“Way to the East, at the source of four rivers” it says in the Bible. But this description doesn’t really help. The Tigris and the Euphrates are two locator rivers for Eden, but they have different sources, and there is no confluence of four rivers nearby. Medieval cartographers placed Eden on the far edge of their maps, beyond Asia, as if in unexplored territory. They often drew a walled garden and a naked little man and woman to mark the location.
For centuries, Eden was considered a real place and it belonged on any map of the world, but no one quite knew exactly where to locate it. When coordinate mapping began in the 15th century, Eden was placed at 0 degrees latitude and 180 degrees longitude — until it became apparent that the coordinates pointed to an area in the middle of the Pacific Ocean. Today, we don’t try to put Eden on the map — but that doesn’t mean we don’t try to find it.
What is Eden, after all, but getting what we want, when we want it? That’s what the Buddha understood 2500 years and built the foundation of his teaching from his understanding that we all suffer because of our desires. When things go our way, we are happy, and when they don’t, we suffer. Eden is that lovely place where every desire is satisfied: the world is our oyster. The Buddha taught that the way out from this suffering was to understand that satisfying our cravings will never bring happiness, because all of life is impermanent.
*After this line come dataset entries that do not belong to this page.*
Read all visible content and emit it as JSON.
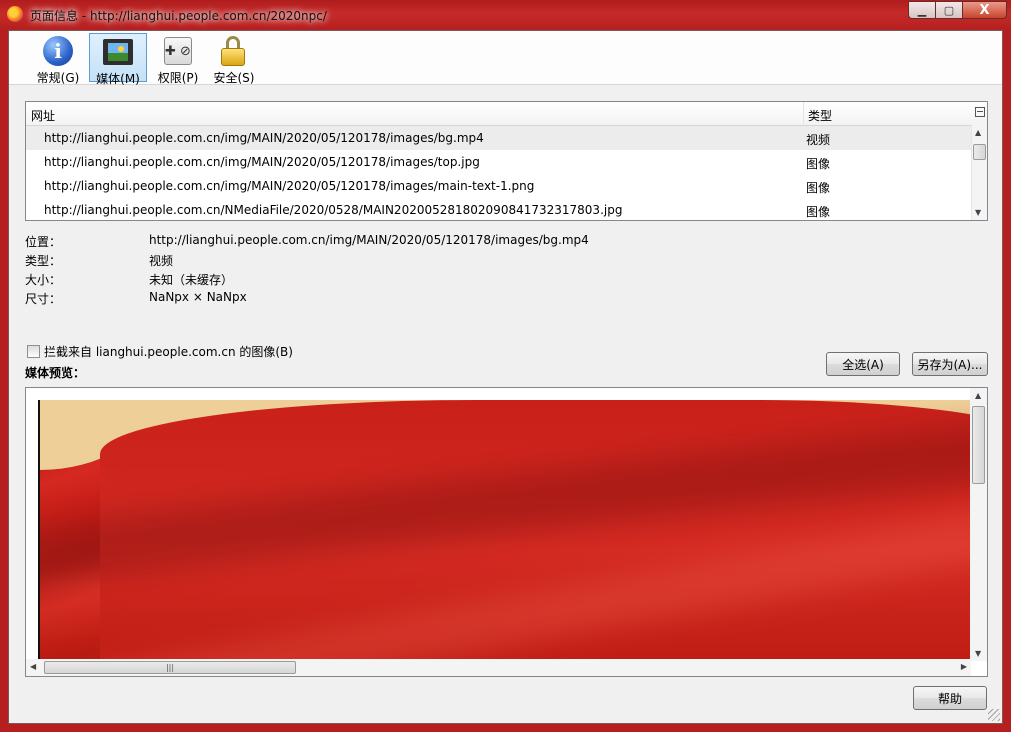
{
  "window": {
    "title": "页面信息 - http://lianghui.people.com.cn/2020npc/",
    "caption_buttons": {
      "minimize": "▁",
      "maximize": "▢",
      "close": "X"
    }
  },
  "toolbar": {
    "tabs": [
      {
        "label": "常规(G)",
        "icon": "info-icon",
        "selected": false
      },
      {
        "label": "媒体(M)",
        "icon": "media-icon",
        "selected": true
      },
      {
        "label": "权限(P)",
        "icon": "permissions-icon",
        "selected": false
      },
      {
        "label": "安全(S)",
        "icon": "lock-icon",
        "selected": false
      }
    ]
  },
  "media_table": {
    "headers": {
      "url": "网址",
      "type": "类型"
    },
    "rows": [
      {
        "url": "http://lianghui.people.com.cn/img/MAIN/2020/05/120178/images/bg.mp4",
        "type": "视频",
        "selected": true
      },
      {
        "url": "http://lianghui.people.com.cn/img/MAIN/2020/05/120178/images/top.jpg",
        "type": "图像",
        "selected": false
      },
      {
        "url": "http://lianghui.people.com.cn/img/MAIN/2020/05/120178/images/main-text-1.png",
        "type": "图像",
        "selected": false
      },
      {
        "url": "http://lianghui.people.com.cn/NMediaFile/2020/0528/MAIN202005281802090841732317803.jpg",
        "type": "图像",
        "selected": false
      }
    ]
  },
  "properties": {
    "location": {
      "label": "位置：",
      "value": "http://lianghui.people.com.cn/img/MAIN/2020/05/120178/images/bg.mp4"
    },
    "type": {
      "label": "类型：",
      "value": "视频"
    },
    "size": {
      "label": "大小：",
      "value": "未知（未缓存）"
    },
    "dimensions": {
      "label": "尺寸：",
      "value": "NaNpx × NaNpx"
    }
  },
  "block_images": {
    "label": "拦截来自 lianghui.people.com.cn 的图像(B)",
    "checked": false
  },
  "buttons": {
    "select_all": "全选(A)",
    "save_as": "另存为(A)...",
    "help": "帮助"
  },
  "preview": {
    "label": "媒体预览：",
    "hscroll_grip": "|||"
  },
  "colors": {
    "title_bar": "#b51f1f",
    "selection": "#c4e1f7",
    "video_red": "#c91d17",
    "video_cream": "#efcf98"
  }
}
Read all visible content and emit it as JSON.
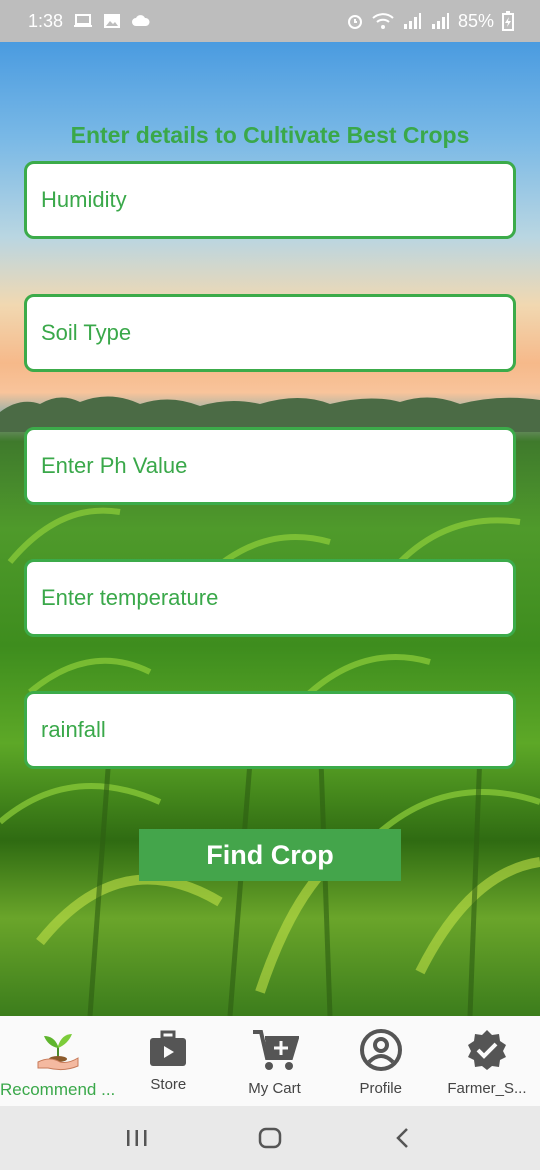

When we think we have it — whatever it is — something shifts — and once again we are looking for the next rosy apple.
Eden and Paradise are often used synonymously. To the Persians, Paradise meant a walled garden, while to the Hebrews it was an orchard. Indeed, I would agree that an orchard is as close as it comes to Eden. Trees that grow and produce sweet fruit year after year are really quite miraculous. There is so much about fruit trees that is astonishing — even simple apple branches — those irregular shaped, pruned and grafted, sculpted limbs, bewitching with their freedom and artistry.
Thus we have the genesis of the exhibit, After Apple Pruning. Using apple branches pruned from dormant trees and a few grafted roots from young trees that died, and with the help of good friends, Lynn Horsky and Gabrielle White, and my daughter, Ariel Matisse, we have created an Eden of apple orchard related sculpture for The Gallery at Villageworks in Acton, Massachusetts. We populated many of the branches with bronze figures that I first sculpted in wax — Adam and Eve, serpents, people sitting, bending, kneeling, reading, mediating, resting, as well as hanging from trees, tempting a snake, or embracing.
A few days ago, in anticipation of the installation, I became almost hysterical with worry. Two large wall panels took most of one day to figure out how to hang, including three trips to the hardware store and two consultations with my neighbor, a retired engineer (No nails in the walls was a gallery restriction). I didn’t want to rent and drive a 15’ truck and the forecast was solid rain for installation day. Moving so many very delicate branches was frightening, because one never knows when reassembling a piece if it will come together the way it did before. I watched as my mind went into a tail spin. I was struggling outside the garden walls.
The installation was smoother than expected; though one small, but important branch broke and caused a small panic. Blase, my partner, helped enormously. Clearly my prior distress was for naught. Today, we no longer look for Eden on a map, but I would place it for the next three months, a little to the east, in Acton. I simply love to be in the gallery space among all of the art. My Eden has been the pleasure of working with Lynn and Gabi, and seeing my daughter fully engage a challenging project. Eden is inside the mind, always nearby, no farther than our next thought.
Please join us!
Opening Reception for the Artists
Sunday, January 15 from 3-5 pm at 525 Massachusetts Ave, Acton, MA.
Exhibition dates: January 6 – March 30, 2017
Gallery hours: M-F 9-5.
Artist Hours in the Gallery
Fridays, Feb 3, 10, 24; March 10, 24; noon to 2pm
Poetry Reading in the Gallery
Celebrating the publication of "Before We Were Birds"
By Susan Edwards Richmond
Sunday, March 12 at 3pm